Shortfall in Inheritance Tax rises by 50 per cent
The Treasury is said to be losing out, as the gap between the amount of Inheritance Tax (IHT) owed and the amount that is actually collected increases.
According to figures released by HMRC, there has been a 50 per cent rise in the Inheritance Tax gap over the past five years. The amount currently stands at £600 million, whereas in 2012/13 it was £400 million.
Despite the shortfall, 2016/17 saw the amount of Inheritance Tax collected by the Treasury hit a record £4.84 billion, a rise of four per cent on the previous tax year. The increase in the shortfall has risen similarly (4.3 per cent) over the same period.
The director of policy at insurance company, Royal London, said: “Inheritance tax is one of the most complex taxes in the system and there is considerable scope for individuals to organise their affairs in a way which reduces the amount of tax which they pay.

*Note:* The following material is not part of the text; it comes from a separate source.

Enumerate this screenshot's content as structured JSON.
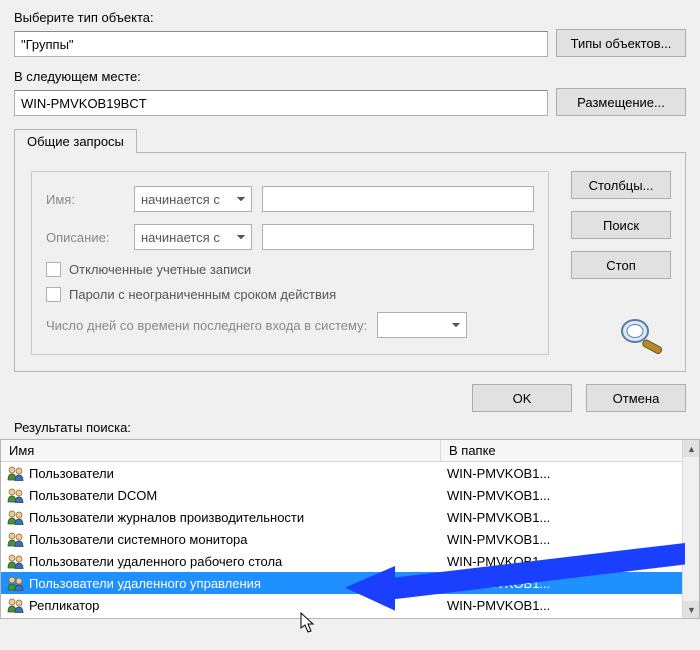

“As IHT revenues have grown, mainly because of the increase in house prices, so the absolute amount of the IHT ‘tax gap’ has also grown. It is very welcome that the Office for Tax Simplification is looking into ways of simplifying IHT, as this should make life easier for taxpayers and also make sure that a higher proportion of the tax due is actually collected.”
Commenting on the new figures, a spokesperson for HMRC said: “The tax gap arises for a number of reasons. Some taxpayers make simple errors in calculating the tax that they owe, despite their best efforts, while others don’t take enough care when they submit their returns.

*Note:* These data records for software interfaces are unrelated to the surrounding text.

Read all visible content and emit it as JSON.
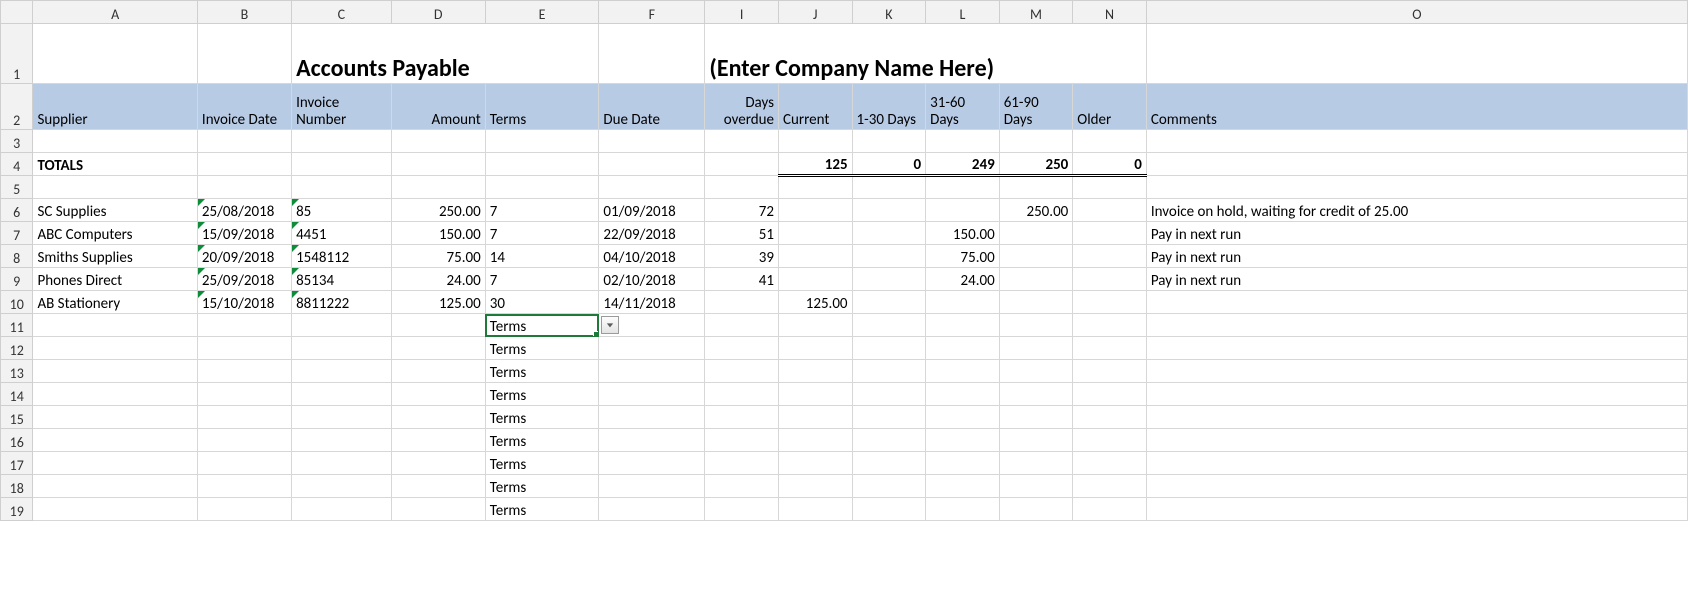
{
  "columns": [
    "A",
    "B",
    "C",
    "D",
    "E",
    "F",
    "I",
    "J",
    "K",
    "L",
    "M",
    "N",
    "O"
  ],
  "title_left": "Accounts Payable",
  "title_right": "(Enter Company Name Here)",
  "headers": {
    "A": "Supplier",
    "B": "Invoice Date",
    "C": "Invoice Number",
    "D": "Amount",
    "E": "Terms",
    "F": "Due Date",
    "I": "Days overdue",
    "J": "Current",
    "K": "1-30 Days",
    "L": "31-60 Days",
    "M": "61-90 Days",
    "N": "Older",
    "O": "Comments"
  },
  "totals": {
    "label": "TOTALS",
    "J": "125",
    "K": "0",
    "L": "249",
    "M": "250",
    "N": "0"
  },
  "rows": [
    {
      "n": 6,
      "A": "SC Supplies",
      "B": "25/08/2018",
      "C": "85",
      "D": "250.00",
      "E": "7",
      "F": "01/09/2018",
      "I": "72",
      "J": "",
      "K": "",
      "L": "",
      "M": "250.00",
      "N": "",
      "O": "Invoice on hold, waiting for credit of 25.00"
    },
    {
      "n": 7,
      "A": "ABC Computers",
      "B": "15/09/2018",
      "C": "4451",
      "D": "150.00",
      "E": "7",
      "F": "22/09/2018",
      "I": "51",
      "J": "",
      "K": "",
      "L": "150.00",
      "M": "",
      "N": "",
      "O": "Pay in next run"
    },
    {
      "n": 8,
      "A": "Smiths Supplies",
      "B": "20/09/2018",
      "C": "1548112",
      "D": "75.00",
      "E": "14",
      "F": "04/10/2018",
      "I": "39",
      "J": "",
      "K": "",
      "L": "75.00",
      "M": "",
      "N": "",
      "O": "Pay in next run"
    },
    {
      "n": 9,
      "A": "Phones Direct",
      "B": "25/09/2018",
      "C": "85134",
      "D": "24.00",
      "E": "7",
      "F": "02/10/2018",
      "I": "41",
      "J": "",
      "K": "",
      "L": "24.00",
      "M": "",
      "N": "",
      "O": "Pay in next run"
    },
    {
      "n": 10,
      "A": "AB Stationery",
      "B": "15/10/2018",
      "C": "8811222",
      "D": "125.00",
      "E": "30",
      "F": "14/11/2018",
      "I": "",
      "J": "125.00",
      "K": "",
      "L": "",
      "M": "",
      "N": "",
      "O": ""
    }
  ],
  "terms_fill": {
    "active_row": 11,
    "label": "Terms",
    "rows": [
      11,
      12,
      13,
      14,
      15,
      16,
      17,
      18,
      19
    ]
  },
  "empty_row_labels": [
    "3",
    "5"
  ]
}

“Legal interpretation, evasion, avoidance and criminal attacks on the tax system also result in a tax gap. It is impossible to collect every penny that is owed.”